Task to complete - Lines that contain "folders" are to be copied from the material, every one of them.

╭─ The records

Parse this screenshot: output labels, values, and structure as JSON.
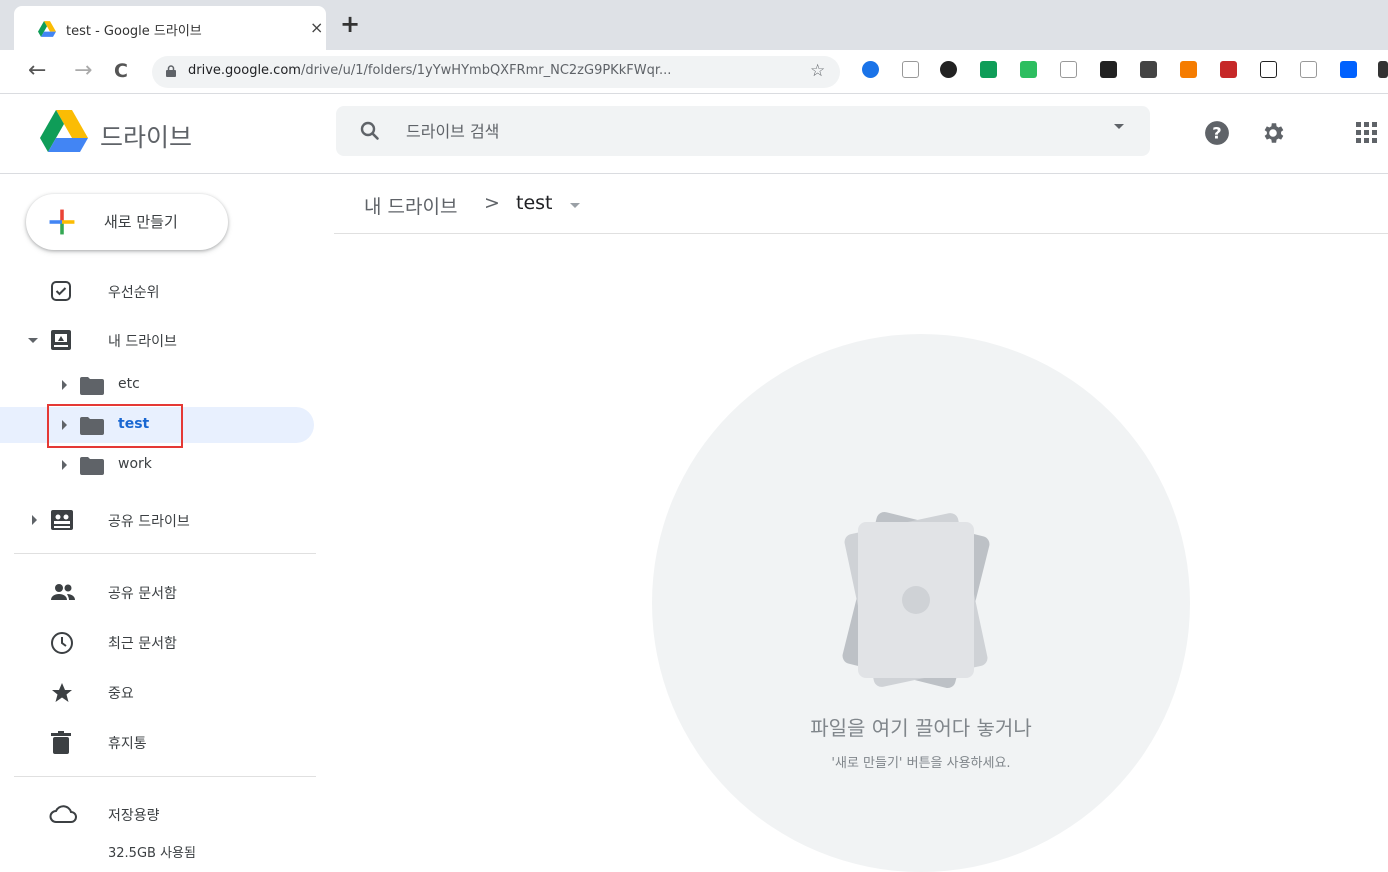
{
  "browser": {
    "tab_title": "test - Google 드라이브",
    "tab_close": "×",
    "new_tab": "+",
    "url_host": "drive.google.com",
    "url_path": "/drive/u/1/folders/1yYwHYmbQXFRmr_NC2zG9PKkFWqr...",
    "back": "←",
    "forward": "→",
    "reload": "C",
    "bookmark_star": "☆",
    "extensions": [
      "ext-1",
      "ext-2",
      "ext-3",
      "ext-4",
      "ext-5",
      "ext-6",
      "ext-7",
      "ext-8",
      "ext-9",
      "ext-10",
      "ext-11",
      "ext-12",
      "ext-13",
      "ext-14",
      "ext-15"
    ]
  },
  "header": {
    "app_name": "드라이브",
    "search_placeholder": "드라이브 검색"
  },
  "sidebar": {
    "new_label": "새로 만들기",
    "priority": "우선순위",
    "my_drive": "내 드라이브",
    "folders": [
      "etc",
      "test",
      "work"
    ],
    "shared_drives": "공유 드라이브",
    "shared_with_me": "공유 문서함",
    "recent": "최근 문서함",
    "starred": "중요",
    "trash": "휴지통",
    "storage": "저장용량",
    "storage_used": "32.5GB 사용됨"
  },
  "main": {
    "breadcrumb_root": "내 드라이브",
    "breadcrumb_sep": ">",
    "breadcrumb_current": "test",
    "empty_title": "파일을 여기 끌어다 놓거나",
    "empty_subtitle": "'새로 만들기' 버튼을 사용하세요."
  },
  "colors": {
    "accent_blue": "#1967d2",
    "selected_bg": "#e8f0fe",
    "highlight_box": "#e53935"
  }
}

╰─
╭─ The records

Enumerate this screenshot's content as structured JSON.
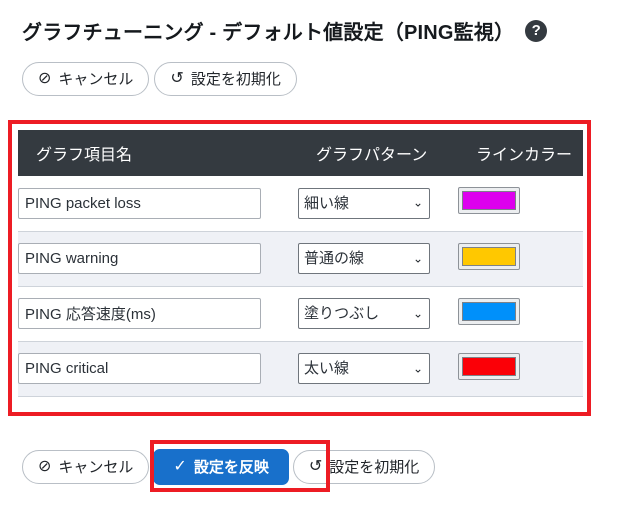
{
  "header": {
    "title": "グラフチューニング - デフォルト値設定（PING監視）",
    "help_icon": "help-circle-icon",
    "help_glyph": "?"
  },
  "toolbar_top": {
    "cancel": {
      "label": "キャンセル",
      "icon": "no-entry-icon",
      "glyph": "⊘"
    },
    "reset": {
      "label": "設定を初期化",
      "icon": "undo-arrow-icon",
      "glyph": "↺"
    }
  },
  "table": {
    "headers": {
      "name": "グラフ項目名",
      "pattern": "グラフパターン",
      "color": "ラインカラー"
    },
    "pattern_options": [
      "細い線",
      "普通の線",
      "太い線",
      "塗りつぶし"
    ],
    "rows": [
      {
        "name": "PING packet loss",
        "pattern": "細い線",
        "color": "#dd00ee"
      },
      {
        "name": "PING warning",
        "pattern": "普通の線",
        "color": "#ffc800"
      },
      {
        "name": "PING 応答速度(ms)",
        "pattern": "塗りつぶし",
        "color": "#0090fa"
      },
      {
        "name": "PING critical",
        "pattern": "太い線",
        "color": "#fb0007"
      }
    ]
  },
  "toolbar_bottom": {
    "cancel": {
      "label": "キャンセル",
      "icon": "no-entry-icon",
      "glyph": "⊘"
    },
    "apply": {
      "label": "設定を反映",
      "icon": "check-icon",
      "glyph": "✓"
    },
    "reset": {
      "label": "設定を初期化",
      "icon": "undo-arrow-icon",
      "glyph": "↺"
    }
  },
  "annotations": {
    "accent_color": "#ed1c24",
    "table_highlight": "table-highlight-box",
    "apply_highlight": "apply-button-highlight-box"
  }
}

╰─
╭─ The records

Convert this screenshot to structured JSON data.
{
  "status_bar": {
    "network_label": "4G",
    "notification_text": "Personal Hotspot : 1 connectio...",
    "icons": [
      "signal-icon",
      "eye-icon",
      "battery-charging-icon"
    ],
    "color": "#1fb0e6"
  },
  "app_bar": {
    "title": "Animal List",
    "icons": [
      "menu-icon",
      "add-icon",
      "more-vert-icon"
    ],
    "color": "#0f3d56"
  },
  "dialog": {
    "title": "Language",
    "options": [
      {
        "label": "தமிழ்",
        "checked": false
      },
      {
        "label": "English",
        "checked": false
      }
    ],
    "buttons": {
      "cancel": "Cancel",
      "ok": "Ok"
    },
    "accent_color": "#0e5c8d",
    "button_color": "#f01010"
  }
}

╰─

Answer box -
    "url_path": "/drive/u/1/folders/1yYwHYmbQXFRmr_NC2zG9PKkFWqr...",
    "folders": [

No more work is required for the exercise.